The study, published in the journal Sex Roles, showed that there were twice as many male as female main characters in the books examined and that male characters appeared in 53 percent more illustrations. Men, in general, were depicted in stereotypical jobs and frequently outdoors.
Not one image showed a father kissing, hugging or feeding a baby.
More women than men appeared to have no paid occupations in the books, and those occupations attributed to women were gender stereotyped, as were the occupations of men.
Studies since the early 1970s have documented such stereotypes in children's picture books. Little progress has been made in eradicating them in the last three decades, Anderson and Hamilton said.
Both of the authors are parents who read picture books to their children. Several years ago, it appeared to them that gender bias was "ingrained in those books," Anderson said. Many other parents may have noticed the bias, as well, he said.

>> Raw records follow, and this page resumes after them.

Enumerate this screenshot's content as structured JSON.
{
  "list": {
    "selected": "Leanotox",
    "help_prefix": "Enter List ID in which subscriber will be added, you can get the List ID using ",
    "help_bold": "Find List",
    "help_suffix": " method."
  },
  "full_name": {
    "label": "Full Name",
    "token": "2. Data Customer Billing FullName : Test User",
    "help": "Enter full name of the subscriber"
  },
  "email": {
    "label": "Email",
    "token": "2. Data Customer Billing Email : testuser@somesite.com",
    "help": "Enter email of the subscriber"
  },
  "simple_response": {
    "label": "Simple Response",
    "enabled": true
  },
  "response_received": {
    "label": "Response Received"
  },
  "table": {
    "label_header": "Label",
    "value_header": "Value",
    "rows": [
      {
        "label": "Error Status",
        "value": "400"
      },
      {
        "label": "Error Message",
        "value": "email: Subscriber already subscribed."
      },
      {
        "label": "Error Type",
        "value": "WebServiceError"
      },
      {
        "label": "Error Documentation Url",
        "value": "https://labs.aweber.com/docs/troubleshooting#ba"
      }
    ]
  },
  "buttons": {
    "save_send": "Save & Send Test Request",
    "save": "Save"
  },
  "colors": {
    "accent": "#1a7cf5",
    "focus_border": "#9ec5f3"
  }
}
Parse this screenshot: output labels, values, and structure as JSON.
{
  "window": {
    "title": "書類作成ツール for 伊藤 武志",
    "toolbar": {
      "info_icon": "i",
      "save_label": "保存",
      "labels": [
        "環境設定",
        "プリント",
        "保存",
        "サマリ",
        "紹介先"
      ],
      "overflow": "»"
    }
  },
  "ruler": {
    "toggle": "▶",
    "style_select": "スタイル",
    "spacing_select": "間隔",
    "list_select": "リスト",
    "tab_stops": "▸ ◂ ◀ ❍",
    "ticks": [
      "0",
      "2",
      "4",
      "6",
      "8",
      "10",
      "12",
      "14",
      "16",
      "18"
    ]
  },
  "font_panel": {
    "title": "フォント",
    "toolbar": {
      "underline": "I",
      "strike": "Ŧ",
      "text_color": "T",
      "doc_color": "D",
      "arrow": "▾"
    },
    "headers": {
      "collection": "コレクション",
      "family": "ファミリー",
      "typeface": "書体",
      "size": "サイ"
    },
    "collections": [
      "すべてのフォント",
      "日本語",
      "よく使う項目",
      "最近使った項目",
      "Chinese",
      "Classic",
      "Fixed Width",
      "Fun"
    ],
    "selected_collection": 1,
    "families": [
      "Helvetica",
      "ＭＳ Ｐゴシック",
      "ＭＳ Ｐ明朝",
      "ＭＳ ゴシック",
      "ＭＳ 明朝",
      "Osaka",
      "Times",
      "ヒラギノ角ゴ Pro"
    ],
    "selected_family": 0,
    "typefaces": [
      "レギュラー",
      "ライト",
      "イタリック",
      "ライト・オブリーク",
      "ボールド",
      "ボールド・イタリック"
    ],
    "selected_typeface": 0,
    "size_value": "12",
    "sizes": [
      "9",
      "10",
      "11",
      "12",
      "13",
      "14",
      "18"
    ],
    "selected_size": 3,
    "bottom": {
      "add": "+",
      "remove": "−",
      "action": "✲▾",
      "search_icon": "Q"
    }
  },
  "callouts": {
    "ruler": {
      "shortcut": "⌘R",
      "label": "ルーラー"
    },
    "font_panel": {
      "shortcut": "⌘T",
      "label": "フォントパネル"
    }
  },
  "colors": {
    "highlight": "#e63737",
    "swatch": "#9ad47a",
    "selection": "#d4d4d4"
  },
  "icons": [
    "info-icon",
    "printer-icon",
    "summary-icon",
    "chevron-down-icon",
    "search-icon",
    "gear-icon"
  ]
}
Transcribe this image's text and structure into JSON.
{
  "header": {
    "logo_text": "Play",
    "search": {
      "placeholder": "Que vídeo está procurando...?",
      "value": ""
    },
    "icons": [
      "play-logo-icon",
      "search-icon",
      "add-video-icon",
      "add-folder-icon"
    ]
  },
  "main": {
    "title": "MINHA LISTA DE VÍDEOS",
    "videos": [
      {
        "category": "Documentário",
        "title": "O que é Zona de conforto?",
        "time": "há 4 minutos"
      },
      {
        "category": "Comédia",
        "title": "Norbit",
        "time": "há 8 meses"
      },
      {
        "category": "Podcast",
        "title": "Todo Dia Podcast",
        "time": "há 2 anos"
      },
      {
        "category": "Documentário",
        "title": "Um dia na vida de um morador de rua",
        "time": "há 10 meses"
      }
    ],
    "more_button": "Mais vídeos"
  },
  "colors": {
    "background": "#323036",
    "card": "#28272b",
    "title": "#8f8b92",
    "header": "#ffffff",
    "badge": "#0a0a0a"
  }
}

"But I don't think they are aware of the extent of the bias," he said. "We were surprised when we actually quantified it. We would suspect some bias, but not to the extent that it exists."